■ **Brief**: What you return must match the records word for word, except that pictures are dropped.

■ **Available data**:
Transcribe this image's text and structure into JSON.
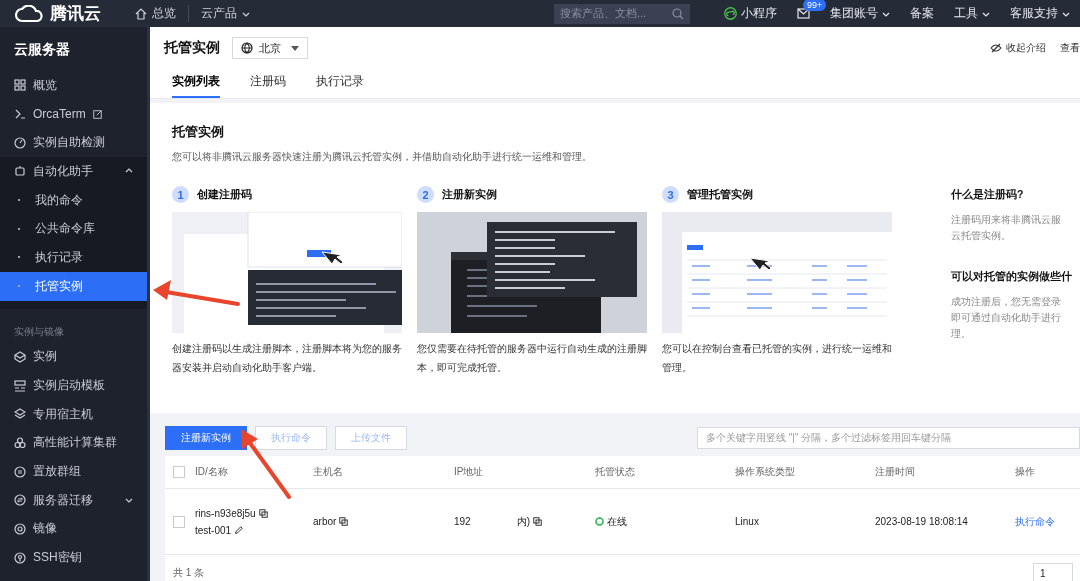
{
  "topbar": {
    "brand": "腾讯云",
    "nav": [
      {
        "label": "总览",
        "kind": "home"
      },
      {
        "label": "云产品",
        "kind": "dropdown"
      }
    ],
    "search": {
      "placeholder": "搜索产品、文档..."
    },
    "links": [
      {
        "label": "小程序",
        "kind": "mini"
      },
      {
        "kind": "mail",
        "badge": "99+"
      },
      {
        "label": "集团账号",
        "kind": "dropdown"
      },
      {
        "label": "备案",
        "kind": "plain"
      },
      {
        "label": "工具",
        "kind": "dropdown"
      },
      {
        "label": "客服支持",
        "kind": "dropdown"
      }
    ]
  },
  "sidebar": {
    "title": "云服务器",
    "items": [
      {
        "kind": "item",
        "label": "概览"
      },
      {
        "kind": "item",
        "label": "OrcaTerm",
        "external": true
      },
      {
        "kind": "item",
        "label": "实例自助检测"
      },
      {
        "kind": "group",
        "label": "自动化助手",
        "expanded": true,
        "children": [
          {
            "label": "我的命令",
            "selected": false
          },
          {
            "label": "公共命令库",
            "selected": false
          },
          {
            "label": "执行记录",
            "selected": false
          },
          {
            "label": "托管实例",
            "selected": true
          }
        ]
      },
      {
        "kind": "section",
        "label": "实例与镜像"
      },
      {
        "kind": "item",
        "label": "实例"
      },
      {
        "kind": "item",
        "label": "实例启动模板"
      },
      {
        "kind": "item",
        "label": "专用宿主机"
      },
      {
        "kind": "item",
        "label": "高性能计算集群"
      },
      {
        "kind": "item",
        "label": "置放群组"
      },
      {
        "kind": "group",
        "label": "服务器迁移",
        "expanded": false
      },
      {
        "kind": "item",
        "label": "镜像"
      },
      {
        "kind": "item",
        "label": "SSH密钥"
      }
    ]
  },
  "header": {
    "title": "托管实例",
    "region": "北京",
    "tabs": [
      {
        "label": "实例列表",
        "selected": true
      },
      {
        "label": "注册码",
        "selected": false
      },
      {
        "label": "执行记录",
        "selected": false
      }
    ],
    "collapse": "收起介绍",
    "more": "查看"
  },
  "intro": {
    "title": "托管实例",
    "description": "您可以将非腾讯云服务器快速注册为腾讯云托管实例，并借助自动化助手进行统一运维和管理。",
    "steps": [
      {
        "number": "1",
        "title": "创建注册码",
        "kind": "code",
        "description": "创建注册码以生成注册脚本，注册脚本将为您的服务器安装并启动自动化助手客户端。"
      },
      {
        "number": "2",
        "title": "注册新实例",
        "kind": "terminal",
        "description": "您仅需要在待托管的服务器中运行自动生成的注册脚本，即可完成托管。"
      },
      {
        "number": "3",
        "title": "管理托管实例",
        "kind": "table",
        "description": "您可以在控制台查看已托管的实例，进行统一运维和管理。"
      }
    ],
    "faq": [
      {
        "question": "什么是注册码?",
        "answer": [
          "注册码用来将非腾讯云服",
          "云托管实例。"
        ]
      },
      {
        "question": "可以对托管的实例做些什",
        "answer": [
          "成功注册后，您无需登录",
          "即可通过自动化助手进行",
          "理。"
        ]
      }
    ]
  },
  "toolbar": {
    "buttons": [
      {
        "label": "注册新实例",
        "kind": "primary",
        "disabled": false
      },
      {
        "label": "执行命令",
        "kind": "default",
        "disabled": true
      },
      {
        "label": "上传文件",
        "kind": "default",
        "disabled": true
      }
    ],
    "search": {
      "placeholder": "多个关键字用竖线 \"|\" 分隔，多个过滤标签用回车键分隔"
    }
  },
  "table": {
    "all_checked": false,
    "columns": [
      "ID/名称",
      "主机名",
      "IP地址",
      "托管状态",
      "操作系统类型",
      "注册时间",
      "操作"
    ],
    "rows": [
      {
        "checked": false,
        "id": "rins-n93e8j5u",
        "name": "test-001",
        "hostname": "arbor",
        "ip_start": "192",
        "ip_end": "内)",
        "status": "在线",
        "online": true,
        "os": "Linux",
        "registered": "2023-08-19 18:08:14",
        "action": "执行命令"
      }
    ],
    "total": "共 1 条",
    "page": "1"
  }
}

■ **Output of the exercise**:
Transcribe this image's text and structure into JSON.
{
  "topbar": {
    "brand": "腾讯云",
    "nav": [
      {
        "label": "总览",
        "kind": "home"
      },
      {
        "label": "云产品",
        "kind": "dropdown"
      }
    ],
    "search": {
      "placeholder": "搜索产品、文档..."
    },
    "links": [
      {
        "label": "小程序",
        "kind": "mini"
      },
      {
        "kind": "mail",
        "badge": "99+"
      },
      {
        "label": "集团账号",
        "kind": "dropdown"
      },
      {
        "label": "备案",
        "kind": "plain"
      },
      {
        "label": "工具",
        "kind": "dropdown"
      },
      {
        "label": "客服支持",
        "kind": "dropdown"
      }
    ]
  },
  "sidebar": {
    "title": "云服务器",
    "items": [
      {
        "kind": "item",
        "label": "概览"
      },
      {
        "kind": "item",
        "label": "OrcaTerm",
        "external": true
      },
      {
        "kind": "item",
        "label": "实例自助检测"
      },
      {
        "kind": "group",
        "label": "自动化助手",
        "expanded": true,
        "children": [
          {
            "label": "我的命令",
            "selected": false
          },
          {
            "label": "公共命令库",
            "selected": false
          },
          {
            "label": "执行记录",
            "selected": false
          },
          {
            "label": "托管实例",
            "selected": true
          }
        ]
      },
      {
        "kind": "section",
        "label": "实例与镜像"
      },
      {
        "kind": "item",
        "label": "实例"
      },
      {
        "kind": "item",
        "label": "实例启动模板"
      },
      {
        "kind": "item",
        "label": "专用宿主机"
      },
      {
        "kind": "item",
        "label": "高性能计算集群"
      },
      {
        "kind": "item",
        "label": "置放群组"
      },
      {
        "kind": "group",
        "label": "服务器迁移",
        "expanded": false
      },
      {
        "kind": "item",
        "label": "镜像"
      },
      {
        "kind": "item",
        "label": "SSH密钥"
      }
    ]
  },
  "header": {
    "title": "托管实例",
    "region": "北京",
    "tabs": [
      {
        "label": "实例列表",
        "selected": true
      },
      {
        "label": "注册码",
        "selected": false
      },
      {
        "label": "执行记录",
        "selected": false
      }
    ],
    "collapse": "收起介绍",
    "more": "查看"
  },
  "intro": {
    "title": "托管实例",
    "description": "您可以将非腾讯云服务器快速注册为腾讯云托管实例，并借助自动化助手进行统一运维和管理。",
    "steps": [
      {
        "number": "1",
        "title": "创建注册码",
        "kind": "code",
        "description": "创建注册码以生成注册脚本，注册脚本将为您的服务器安装并启动自动化助手客户端。"
      },
      {
        "number": "2",
        "title": "注册新实例",
        "kind": "terminal",
        "description": "您仅需要在待托管的服务器中运行自动生成的注册脚本，即可完成托管。"
      },
      {
        "number": "3",
        "title": "管理托管实例",
        "kind": "table",
        "description": "您可以在控制台查看已托管的实例，进行统一运维和管理。"
      }
    ],
    "faq": [
      {
        "question": "什么是注册码?",
        "answer": [
          "注册码用来将非腾讯云服",
          "云托管实例。"
        ]
      },
      {
        "question": "可以对托管的实例做些什",
        "answer": [
          "成功注册后，您无需登录",
          "即可通过自动化助手进行",
          "理。"
        ]
      }
    ]
  },
  "toolbar": {
    "buttons": [
      {
        "label": "注册新实例",
        "kind": "primary",
        "disabled": false
      },
      {
        "label": "执行命令",
        "kind": "default",
        "disabled": true
      },
      {
        "label": "上传文件",
        "kind": "default",
        "disabled": true
      }
    ],
    "search": {
      "placeholder": "多个关键字用竖线 \"|\" 分隔，多个过滤标签用回车键分隔"
    }
  },
  "table": {
    "all_checked": false,
    "columns": [
      "ID/名称",
      "主机名",
      "IP地址",
      "托管状态",
      "操作系统类型",
      "注册时间",
      "操作"
    ],
    "rows": [
      {
        "checked": false,
        "id": "rins-n93e8j5u",
        "name": "test-001",
        "hostname": "arbor",
        "ip_start": "192",
        "ip_end": "内)",
        "status": "在线",
        "online": true,
        "os": "Linux",
        "registered": "2023-08-19 18:08:14",
        "action": "执行命令"
      }
    ],
    "total": "共 1 条",
    "page": "1"
  }
}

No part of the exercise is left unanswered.